To do —
Within the data below, copy each line where the string "Airb" is found.

START Task data

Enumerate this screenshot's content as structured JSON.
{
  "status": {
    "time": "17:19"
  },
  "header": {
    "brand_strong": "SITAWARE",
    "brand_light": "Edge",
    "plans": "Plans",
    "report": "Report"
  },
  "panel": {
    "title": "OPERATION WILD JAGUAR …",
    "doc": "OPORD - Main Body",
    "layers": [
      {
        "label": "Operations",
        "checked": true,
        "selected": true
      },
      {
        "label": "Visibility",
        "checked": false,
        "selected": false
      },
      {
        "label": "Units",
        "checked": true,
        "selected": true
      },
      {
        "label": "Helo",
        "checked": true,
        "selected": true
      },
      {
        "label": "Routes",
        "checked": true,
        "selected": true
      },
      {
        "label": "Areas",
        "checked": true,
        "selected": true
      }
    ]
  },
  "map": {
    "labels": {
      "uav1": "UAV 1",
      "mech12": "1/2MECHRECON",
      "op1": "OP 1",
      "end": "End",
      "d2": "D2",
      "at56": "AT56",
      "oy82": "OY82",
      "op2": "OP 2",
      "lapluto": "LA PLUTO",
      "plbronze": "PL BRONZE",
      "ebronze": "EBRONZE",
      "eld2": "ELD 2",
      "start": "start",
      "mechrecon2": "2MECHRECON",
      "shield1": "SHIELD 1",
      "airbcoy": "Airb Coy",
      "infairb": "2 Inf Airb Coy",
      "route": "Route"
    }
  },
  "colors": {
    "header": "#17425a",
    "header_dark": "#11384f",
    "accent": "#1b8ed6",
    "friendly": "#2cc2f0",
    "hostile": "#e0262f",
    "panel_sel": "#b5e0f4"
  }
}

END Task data

Solution —
      "airbcoy": "Airb Coy",
      "infairb": "2 Inf Airb Coy",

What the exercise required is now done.